In a recent blog post, Cory Foy discusses an experience of reaching an understanding by analysing the process of comprehension. He links to an interesting article by Dale H Emery. Reading these reminded me of this post about misunderstanding. It is easy to underestimate how easily misunderstanding can occur and what the impact can be. The advice in this post is worth heeding.
On a train the other day I saw a map on the platform. At first I found the map a little confusing – then I figured out why. Maps show the north at the top, which means left is west. On the train I was on the seats face the other side – so you move sideways. The train was moving eastwards – which was to my left. So the map was backwards compared to my experience. Made me think about the assumptions in the diagrams I draw and read.
I’ve been meaning to blog about the anatomy of nspectre for a while now. nspectre consists of 2 distinct parts: configuration and a runtime.
The configuration has at its root the Settings class in the NSpectre.Core.Configuration namespace. This namespace also contains a couple of implementations of IConfigurationReader that read XML into the configuration, which can be thought of as a (sort of) Domain Specific Language (DSL.) The DSL provides a means to model the conditions required for a type to be valid for a given action. The reason I say sort of DSL is that the templates are, essentially, C#. However, by leveraging CustomSpecifications, these templates can be abstracted.

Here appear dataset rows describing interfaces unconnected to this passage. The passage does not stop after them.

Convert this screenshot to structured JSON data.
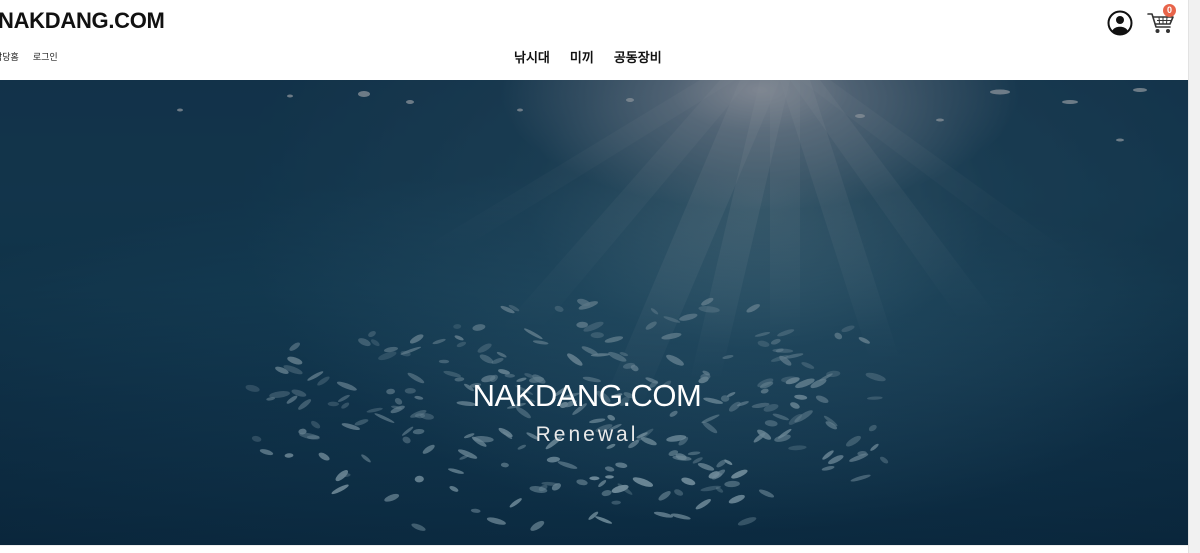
{
  "header": {
    "logo": "NAKDANG.COM",
    "util_links": [
      "낙당홈",
      "로그인"
    ],
    "nav": [
      "낚시대",
      "미끼",
      "공동장비"
    ],
    "user_icon": "user-circle-icon",
    "cart_icon": "shopping-cart-icon",
    "cart_count": "0",
    "badge_color": "#e8644a"
  },
  "hero": {
    "title": "NAKDANG.COM",
    "subtitle": "Renewal",
    "background": "underwater-sunrays-fish-school"
  }
}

The main class in the runtime is IValidator. To create an instance of IValidator, you use IValidatorFactory – and to get an instance of IValidatorFactory you create an instance of Initialiser. The implementation of IValidatorFactory compiles the Settings the first time an instance of IValidator is requested.
Time for a little meta-blogging. I read this post earlier this week with interest. There's a few blogs I read regularly. Of these, there's a couple I read purely for the content, but most are links along with commentary and context. The comments and links on posts are also valuable. Without this linking, the fabric of blogging is thin (the Emperor's New Web?)
In my post last week I discussed a solution for having control over the class being created by the class being tested. There is another way of doing this that is worth mentioning: creating a Factory class. Let's assume we created an interface (IBar) that our Bar class implements. Now we need to create a class (BarFactory) that contains methods for creating instances of Bar. I am inclined to take this one step further and create an interface for the factory class (IBarFactory which will create instances of IBar.) Now we can pass an instance of IBarFactory to Foo in the constructor. We can mock IBarFactory and ensure that we are only testing Foo.